Sunday, September 27, 2009
Friday, September 25, 2009
Home Boulangerie - The Art and Craft of French Baking
9 am - 12 pm $45 This is a 3-hour class; Its size is limited to 10 participants only!
SOLD OUT! Waiitng list
Chef Anne-Renee Rice-Soumeillant
Learn to prepare French baguette, sweet and savory tarts and even puff pastry in this hands-on, in-depth workshop. Chef Anne-Renee shares her extensive French training as she shows you how to apply these time-honored techniques to your busy modern life style.
Monday, September 21, 2009
Friday, September 18, 2009
Tuesday, September 15, 2009
Sunday, September 13, 2009

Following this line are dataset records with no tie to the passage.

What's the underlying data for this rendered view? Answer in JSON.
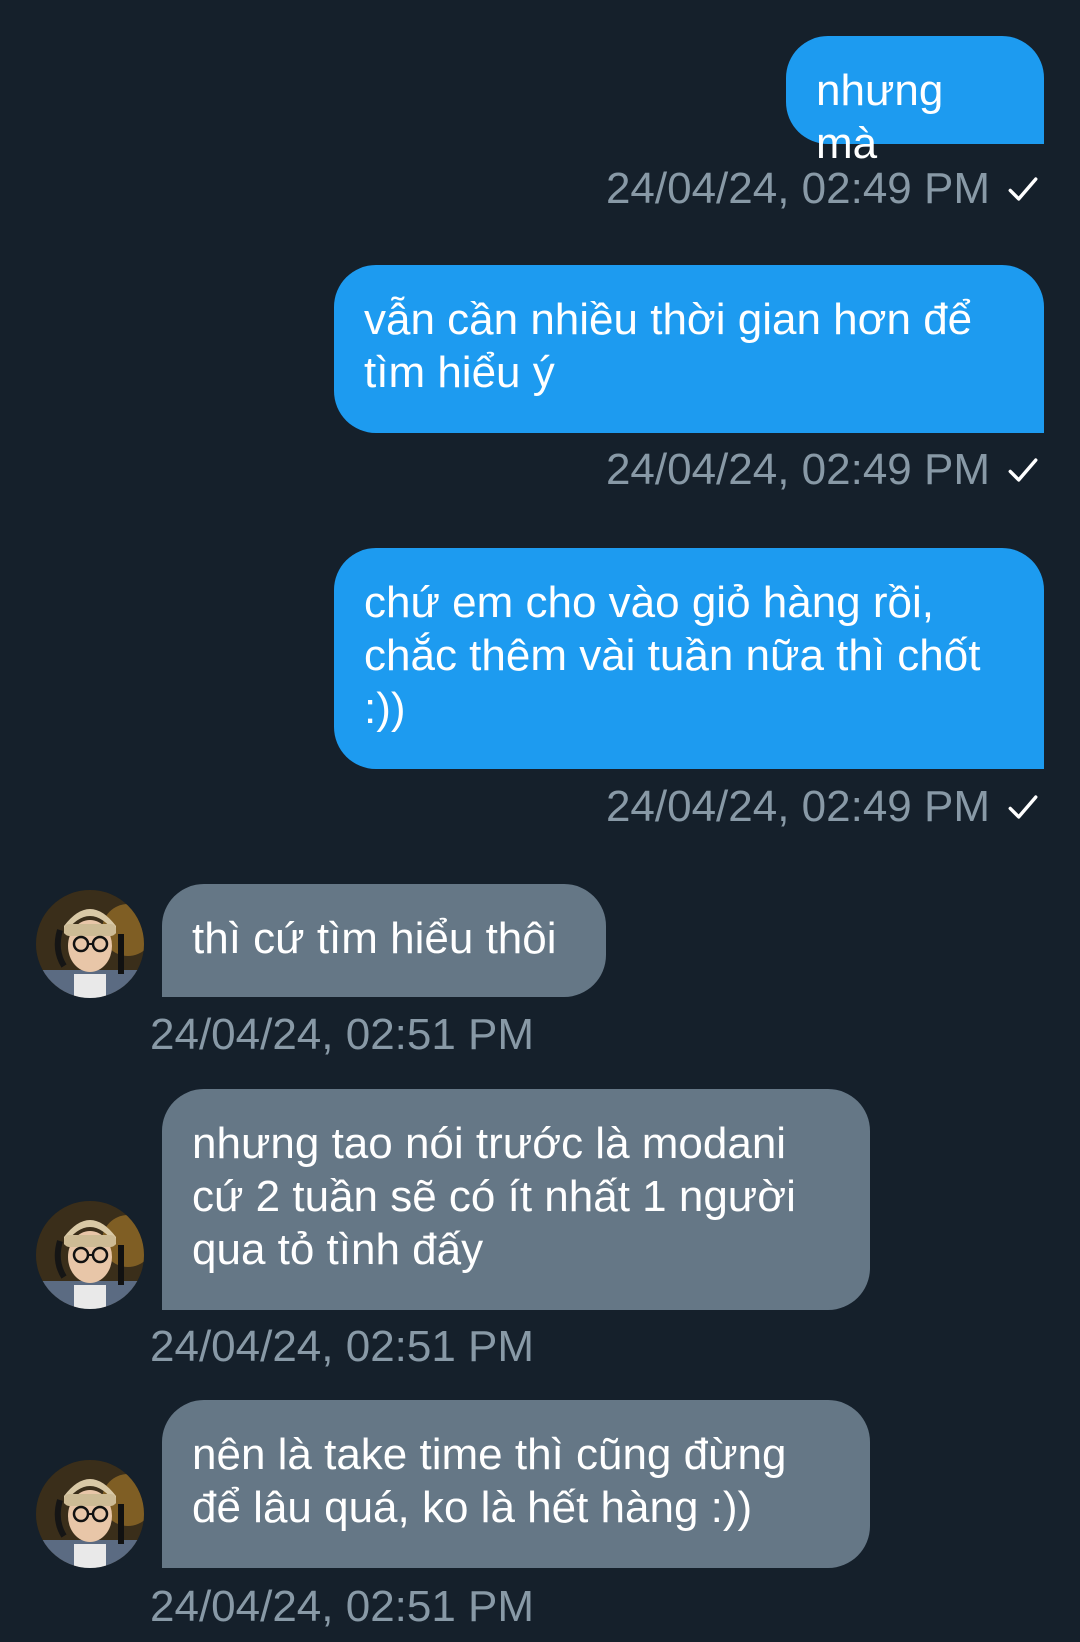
{
  "colors": {
    "background": "#15202b",
    "outgoing_bubble": "#1d9bf0",
    "incoming_bubble": "#657786",
    "timestamp": "#8899a6"
  },
  "messages": [
    {
      "direction": "outgoing",
      "text": "nhưng mà",
      "time": "24/04/24, 02:49 PM",
      "status_icon": "sent-check-icon"
    },
    {
      "direction": "outgoing",
      "text": "vẫn cần nhiều thời gian hơn để tìm hiểu ý",
      "time": "24/04/24, 02:49 PM",
      "status_icon": "sent-check-icon"
    },
    {
      "direction": "outgoing",
      "text": "chứ em cho vào giỏ hàng rồi, chắc thêm vài tuần nữa thì chốt :))",
      "time": "24/04/24, 02:49 PM",
      "status_icon": "sent-check-icon"
    },
    {
      "direction": "incoming",
      "text": "thì cứ tìm hiểu thôi",
      "time": "24/04/24, 02:51 PM"
    },
    {
      "direction": "incoming",
      "text": "nhưng tao nói trước là modani cứ 2 tuần sẽ có ít nhất 1 người qua tỏ tình đấy",
      "time": "24/04/24, 02:51 PM"
    },
    {
      "direction": "incoming",
      "text": "nên là take time thì cũng đừng để lâu quá, ko là hết hàng :))",
      "time": "24/04/24, 02:51 PM"
    }
  ]
}
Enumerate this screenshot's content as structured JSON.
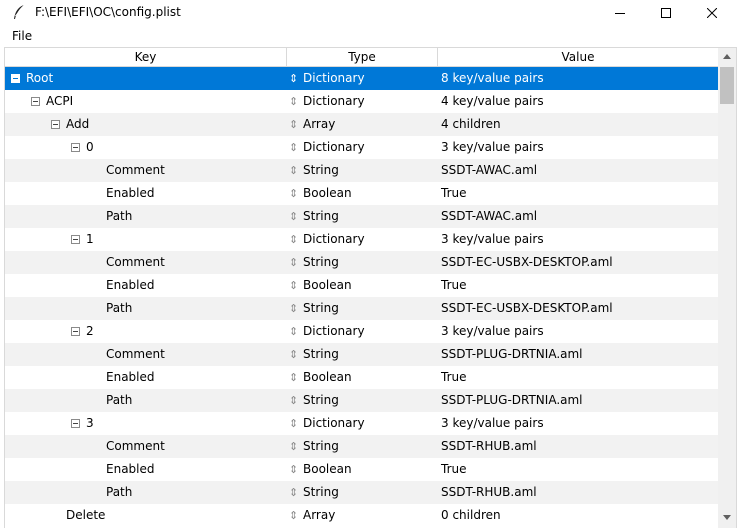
{
  "window": {
    "title": "F:\\EFI\\EFI\\OC\\config.plist",
    "icon": "quill-icon",
    "controls": [
      "minimize-icon",
      "maximize-icon",
      "close-icon"
    ]
  },
  "menubar": {
    "items": [
      {
        "label": "File"
      }
    ]
  },
  "columns": {
    "key": "Key",
    "type": "Type",
    "value": "Value"
  },
  "rows": [
    {
      "key": "Root",
      "type": "Dictionary",
      "value": "8 key/value pairs"
    },
    {
      "key": "ACPI",
      "type": "Dictionary",
      "value": "4 key/value pairs"
    },
    {
      "key": "Add",
      "type": "Array",
      "value": "4 children"
    },
    {
      "key": "0",
      "type": "Dictionary",
      "value": "3 key/value pairs"
    },
    {
      "key": "Comment",
      "type": "String",
      "value": "SSDT-AWAC.aml"
    },
    {
      "key": "Enabled",
      "type": "Boolean",
      "value": "True"
    },
    {
      "key": "Path",
      "type": "String",
      "value": "SSDT-AWAC.aml"
    },
    {
      "key": "1",
      "type": "Dictionary",
      "value": "3 key/value pairs"
    },
    {
      "key": "Comment",
      "type": "String",
      "value": "SSDT-EC-USBX-DESKTOP.aml"
    },
    {
      "key": "Enabled",
      "type": "Boolean",
      "value": "True"
    },
    {
      "key": "Path",
      "type": "String",
      "value": "SSDT-EC-USBX-DESKTOP.aml"
    },
    {
      "key": "2",
      "type": "Dictionary",
      "value": "3 key/value pairs"
    },
    {
      "key": "Comment",
      "type": "String",
      "value": "SSDT-PLUG-DRTNIA.aml"
    },
    {
      "key": "Enabled",
      "type": "Boolean",
      "value": "True"
    },
    {
      "key": "Path",
      "type": "String",
      "value": "SSDT-PLUG-DRTNIA.aml"
    },
    {
      "key": "3",
      "type": "Dictionary",
      "value": "3 key/value pairs"
    },
    {
      "key": "Comment",
      "type": "String",
      "value": "SSDT-RHUB.aml"
    },
    {
      "key": "Enabled",
      "type": "Boolean",
      "value": "True"
    },
    {
      "key": "Path",
      "type": "String",
      "value": "SSDT-RHUB.aml"
    },
    {
      "key": "Delete",
      "type": "Array",
      "value": "0 children"
    }
  ],
  "colors": {
    "selection": "#0078d7",
    "alt_row": "#f2f2f2"
  }
}
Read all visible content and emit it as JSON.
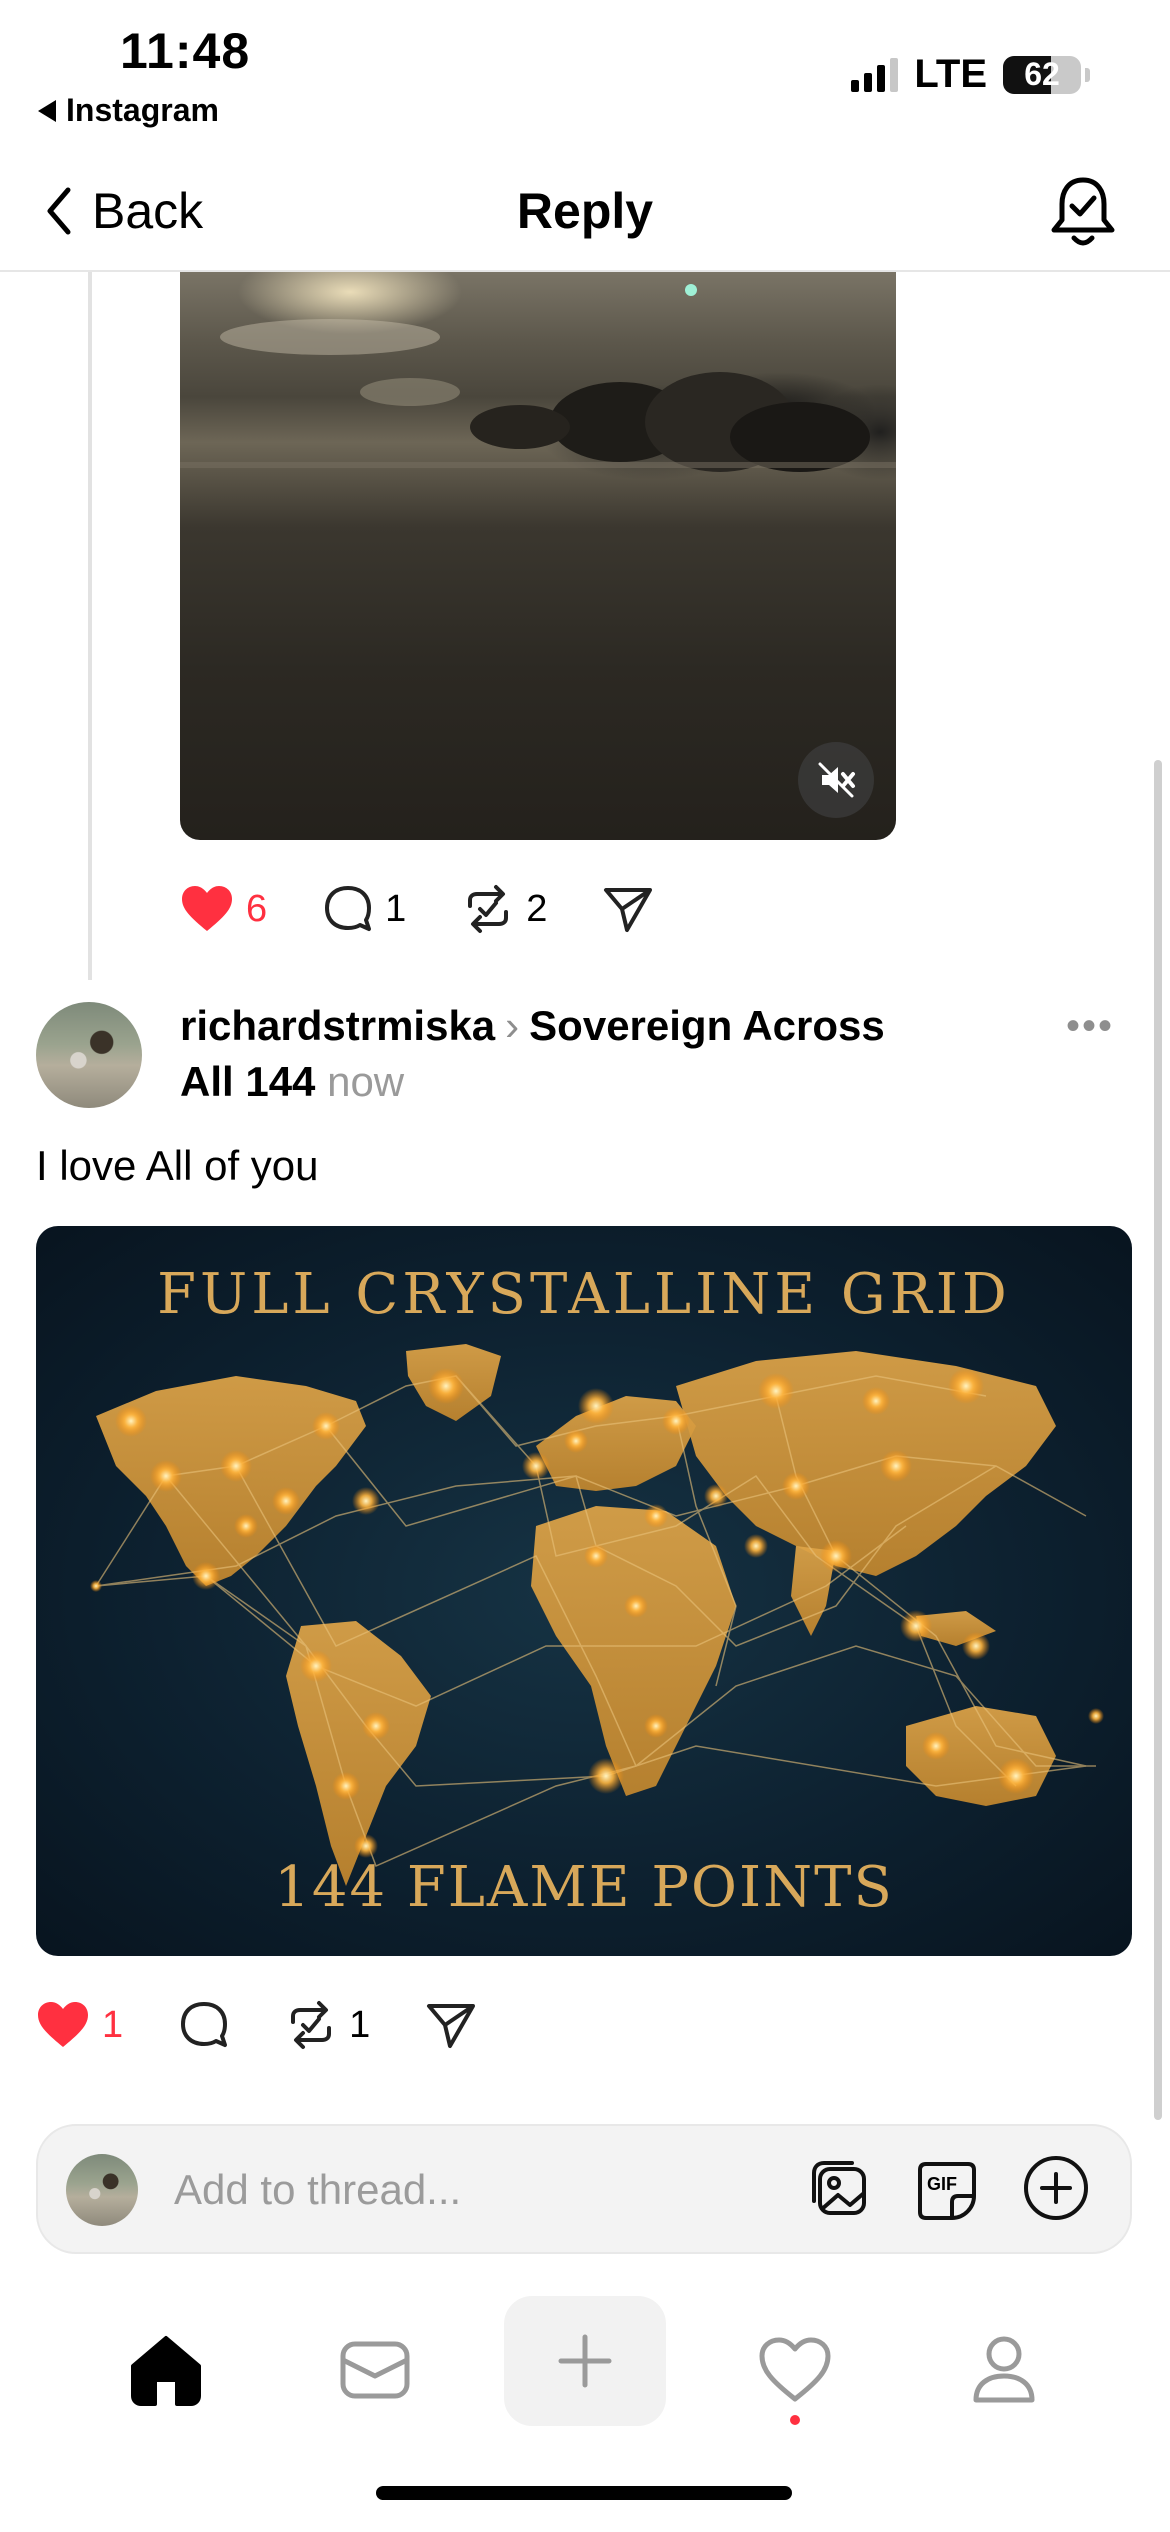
{
  "status_bar": {
    "time": "11:48",
    "back_app": "Instagram",
    "network": "LTE",
    "battery": "62"
  },
  "nav": {
    "back_label": "Back",
    "title": "Reply"
  },
  "first_post": {
    "likes": "6",
    "comments": "1",
    "reposts": "2"
  },
  "post": {
    "username": "richardstrmiska",
    "community_line1": "Sovereign Across",
    "community_line2": "All 144",
    "timestamp": "now",
    "more": "•••",
    "text": "I love All of you",
    "image": {
      "title": "FULL CRYSTALLINE GRID",
      "subtitle": "144 FLAME POINTS"
    },
    "likes": "1",
    "reposts": "1"
  },
  "composer": {
    "placeholder": "Add to thread...",
    "gif_label": "GIF"
  },
  "colors": {
    "like_red": "#ff3040",
    "map_gold": "#d8a85a",
    "map_bg": "#0d2130"
  }
}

When I lived in Birmingham, I was food shopping with a friend. We were in the frozen section and I opened one of the doors to get a bag of bagels. At least that's what I thought I was doing. He informed me that these were not "real bagels". He had previously lived in Buffalo, NY and was pretty well traveled. At that time in my life, I'd never really been out of the southeastern U.S. He explained to me that bagels aren't supposed to be too flat on the bottom. These hadn't been formed, boiled and baked. These I had in my hand was more like a rolls with a hole. I didn't really get what he was saying but he said I would understand one day.
A year after I met Chris, he took me to New Jersey to meet his family. We stayed for a little over a week and did all sorts of amazing things. One morning, he took me over to Red Bank and we had bagels for breakfast. Real bagels. I took one bite and realized my friend was right.
The skin is shiny and a little hesitant to yield at first but the teeth eventually sink into a doughy abyss. And they are slightly rounded on the bottom. I couldn't get over what I was tasting. I've had the pleasure of experiencing a few different bagels shops in the area. I've grown accustomed to the classic flavors and I am always excited to see creative and new selections.
Bagel Street Cafe has just about every bagel base covered...and them some. They make right around twenty different types of bagels fresh every morning. Sweet selections such as chocolate chip, blueberry, strawberry and cinnamon raisin. Their savory choices are what truly sets them apart. Tasty flavors like pumpernickel, rye, sourdough, asiago, garden veggie and jalapeno cheddar can really get your morning started with a smile! My all time favorite is their everything bagel with egg and cheese. It never lets me down. They don't stop with breakfast. They also do burgers on bagels as well as pizza bagels. They do other sorts of breakfast and lunch fare such as pancakes and salads but you'd really be doing yourself a major disservice to go down that road. Not that the food is bad but why would you not get a bagel at a place that specializes in them?!
If you want to be the most popular person at your next morning gathering of either coworkers or friends, stop in and get a baker's dozen for only $9. If you really want to start a fight, make it a point to select one or two of their decadent french toast bagels...
They have a huge cold case full of almost every different drink imaginable. They also have the classic bagel accompaniments. The lines are often long but the crew is efficient and it goes by fast. If you're carrying out, call ahead and they'll have it waiting for you. Chris and I actually have their number programed into our cellphones!
Bagel Street Cafe
660 Plainsboro Rd. #18
Plainsboro, NJ 08536
Thursday, September 10, 2009
Friday, September 4, 2009
Since it is Labor Day Weekend, it’s time for some last hurrah barbeques! I used to receive invitations to events involve food with a mixture of excitement and dread. I loved socializing and eating, but there was always that quiet voice whispering, “But what will I BRING?” The answer was brownies, because for years it was the only thing I knew how to make. (What can I say, I ate out a lot.)
My brownies were always a hit. It got to the point where people were requesting my presence and my brownies’ presence in the same breath. (“Can you come Saturday…and bring a pan of brownies?”) My brownies were like the slightly-more popular friend in high school that could get me into parties I wouldn’t be invited to on my own.
When people ask for my recipe I am always more than happy to share. This is my recipe:
Yup, it’s a mix. But it has to be this exact mix: Duncan Hines Family-Style Milk Chocolate Brownies. On the front of the box it says ‘13” x 9” pan size’, but I make it in an 8” x 8” pan – this is a critical step! If you choose to use a larger pan, I wash my hands of the consequences. The smaller pan means the brownies are thicker and stay really moist.
I always follow the directions for the fudgy brownies (cake-like brownies = yuck, just trust me on that). Then I bake them for less time than the recipe calls for. The box says to bake them for 39 – 42 minutes, but I start peering in on them at 25 minutes, then every 3 minutes after that. The second I insert a toothpick and it comes out mostly clean, I pull them out of the oven to cool off. (After you make them a lot, you won’t even need the toothpick test – you’ll be able to tell if they’re done by nudging the pan and seeing if they still ripple.)
Let them cool for a few hours, then slice, and eat.
Doesn’t that look tasty? Enjoy!!